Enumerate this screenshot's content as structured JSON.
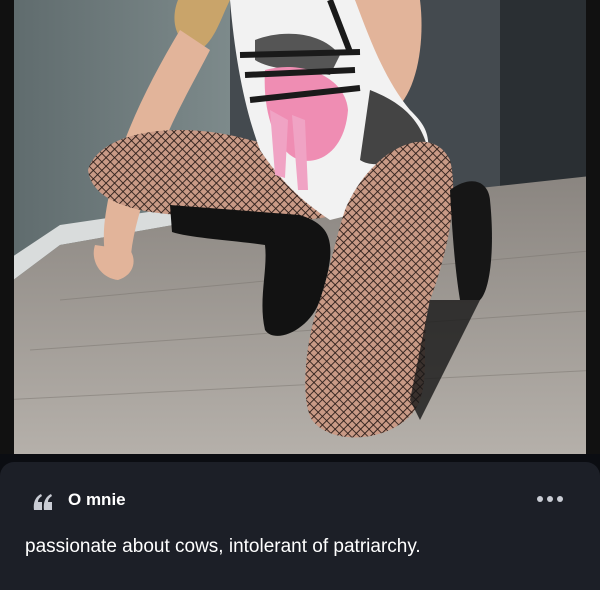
{
  "prompt": {
    "title": "O mnie",
    "answer": "passionate about cows, intolerant of patriarchy.",
    "quote_icon": "quote-icon",
    "more_icon": "more-options-icon"
  },
  "colors": {
    "background": "#0b0d12",
    "card": "#1c1f27",
    "text": "#ffffff"
  }
}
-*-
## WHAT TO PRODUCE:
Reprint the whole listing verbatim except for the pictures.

## YOUR RESPONSE:
Enumerate this screenshot's content as structured JSON.
{
  "prompt": {
    "title": "O mnie",
    "answer": "passionate about cows, intolerant of patriarchy.",
    "quote_icon": "quote-icon",
    "more_icon": "more-options-icon"
  },
  "colors": {
    "background": "#0b0d12",
    "card": "#1c1f27",
    "text": "#ffffff"
  }
}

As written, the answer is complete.